Managing Laying Hens and Collecting Eggs

Hens begin laying at around six months of age and can continue for 5-10 years, with peak production occurring in the first 2 years.


How to Choose and Purchase Chickens

Local farm supply stores are often your best bet for purchasing chickens.
How to Start Your Chickens Off Right

How to Start Your Chickens Off Right

Raising chickens means taking care of them from the time they’re little puff balls with feet. To start your chicks off right so that they grow into healthy adults, make use of the following tips:

The joy of hatching!

Hatching eggs is an amazing experience. It is so fun to see the little fighters enter the world. Then having them turn into little puff balls of cu...

Do Chickens Need Heat in Winter? | Backyard Poultry -

Why You Don’t Have To Heat A Coop Chickens are amazing animals and can survive some pretty harsh environments. If birds have a place to perch witho...

How to Choose a Chicken Coops Size and Style for Your Chickens

Chickens are descended from jungle birds, which means they like to be up high, so a place for them to roost is important.
Controlling Pests and Predators

Controlling Pests and Predators

Train your birds to return to the chicken house every evening — and be sure to close it up. If you raise your chicks in that coop, they will naturally return to lay eggs and roost at night after you let them range for the day. Make sure that you close it up at night once the birds have settled.

How to Feed and Care for Your Chickens

Chickens need to be fed and water changed daily. They need to be let out of the coop each morning and put into the coop at dusk each night to protect them from predators. Eggs should be picked up twice a day. The coop and pen should be cleaned out weekly to maintain sanitation and odor control.

Managing the Manure

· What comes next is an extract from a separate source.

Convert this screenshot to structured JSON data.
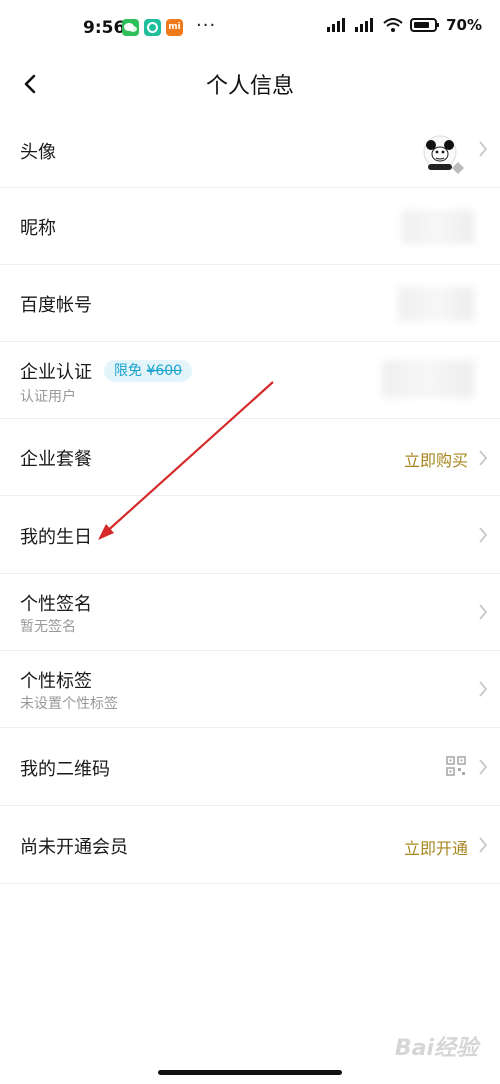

Chicken manure is made up of feed residue, intestinal bacteria, digestive juices, mineral by-products from metabolic processes, and water. In fact, 85% of chicken droppings, by weight, is water. This leads to issues with humidity and odor. So what are the options for managing manure?